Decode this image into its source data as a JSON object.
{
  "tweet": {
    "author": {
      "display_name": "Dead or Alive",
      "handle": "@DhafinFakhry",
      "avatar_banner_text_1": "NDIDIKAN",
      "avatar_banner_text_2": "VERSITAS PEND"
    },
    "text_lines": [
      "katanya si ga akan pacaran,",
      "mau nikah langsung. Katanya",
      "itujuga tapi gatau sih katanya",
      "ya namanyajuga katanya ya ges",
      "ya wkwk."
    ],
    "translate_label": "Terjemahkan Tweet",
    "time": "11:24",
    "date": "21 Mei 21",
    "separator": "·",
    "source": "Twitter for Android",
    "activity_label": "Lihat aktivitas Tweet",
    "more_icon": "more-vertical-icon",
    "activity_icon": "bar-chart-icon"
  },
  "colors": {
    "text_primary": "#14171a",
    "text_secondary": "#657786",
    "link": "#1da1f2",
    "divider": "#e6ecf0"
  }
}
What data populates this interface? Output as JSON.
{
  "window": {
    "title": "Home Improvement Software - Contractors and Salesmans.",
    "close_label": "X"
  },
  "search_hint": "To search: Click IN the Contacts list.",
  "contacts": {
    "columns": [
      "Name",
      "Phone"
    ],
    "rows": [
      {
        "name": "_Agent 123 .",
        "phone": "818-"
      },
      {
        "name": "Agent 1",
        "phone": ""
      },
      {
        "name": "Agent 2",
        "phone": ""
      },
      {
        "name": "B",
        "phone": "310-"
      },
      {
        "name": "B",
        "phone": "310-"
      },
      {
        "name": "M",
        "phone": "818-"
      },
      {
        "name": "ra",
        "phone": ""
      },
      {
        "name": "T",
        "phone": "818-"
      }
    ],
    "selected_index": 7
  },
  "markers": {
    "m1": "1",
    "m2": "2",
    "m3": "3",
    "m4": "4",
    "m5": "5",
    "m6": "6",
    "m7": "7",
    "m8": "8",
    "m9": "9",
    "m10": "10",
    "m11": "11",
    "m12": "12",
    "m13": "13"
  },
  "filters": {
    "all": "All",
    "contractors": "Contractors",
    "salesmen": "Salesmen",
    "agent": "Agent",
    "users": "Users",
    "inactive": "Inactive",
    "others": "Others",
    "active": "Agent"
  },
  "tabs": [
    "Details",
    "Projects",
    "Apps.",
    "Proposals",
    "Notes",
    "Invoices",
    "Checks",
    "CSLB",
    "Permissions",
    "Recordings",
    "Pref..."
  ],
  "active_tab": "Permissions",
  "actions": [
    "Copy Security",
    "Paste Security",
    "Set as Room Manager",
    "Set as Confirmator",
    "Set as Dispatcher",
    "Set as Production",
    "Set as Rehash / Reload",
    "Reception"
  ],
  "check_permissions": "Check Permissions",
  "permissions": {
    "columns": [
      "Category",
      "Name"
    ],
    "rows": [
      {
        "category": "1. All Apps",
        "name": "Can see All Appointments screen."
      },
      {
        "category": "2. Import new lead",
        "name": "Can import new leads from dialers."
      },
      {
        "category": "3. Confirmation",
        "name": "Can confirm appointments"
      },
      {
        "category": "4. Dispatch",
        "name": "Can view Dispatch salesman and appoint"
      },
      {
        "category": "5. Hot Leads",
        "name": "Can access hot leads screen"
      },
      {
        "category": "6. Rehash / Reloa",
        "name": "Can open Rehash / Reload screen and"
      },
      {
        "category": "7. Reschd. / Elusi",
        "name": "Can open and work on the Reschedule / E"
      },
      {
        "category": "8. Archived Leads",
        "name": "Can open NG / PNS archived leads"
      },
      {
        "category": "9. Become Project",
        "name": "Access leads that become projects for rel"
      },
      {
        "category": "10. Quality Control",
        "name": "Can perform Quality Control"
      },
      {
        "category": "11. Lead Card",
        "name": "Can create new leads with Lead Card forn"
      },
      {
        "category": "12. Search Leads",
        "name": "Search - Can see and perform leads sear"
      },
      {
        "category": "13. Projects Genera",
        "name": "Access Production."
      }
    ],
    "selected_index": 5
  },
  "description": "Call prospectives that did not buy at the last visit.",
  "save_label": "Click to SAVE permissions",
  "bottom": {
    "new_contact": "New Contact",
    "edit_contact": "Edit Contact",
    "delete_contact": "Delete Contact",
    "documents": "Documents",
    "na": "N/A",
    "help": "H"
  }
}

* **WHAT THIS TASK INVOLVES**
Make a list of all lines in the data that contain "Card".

* **YOUR RESPONSE**
        "category": "11. Lead Card",
        "name": "Can create new leads with Lead Card forn"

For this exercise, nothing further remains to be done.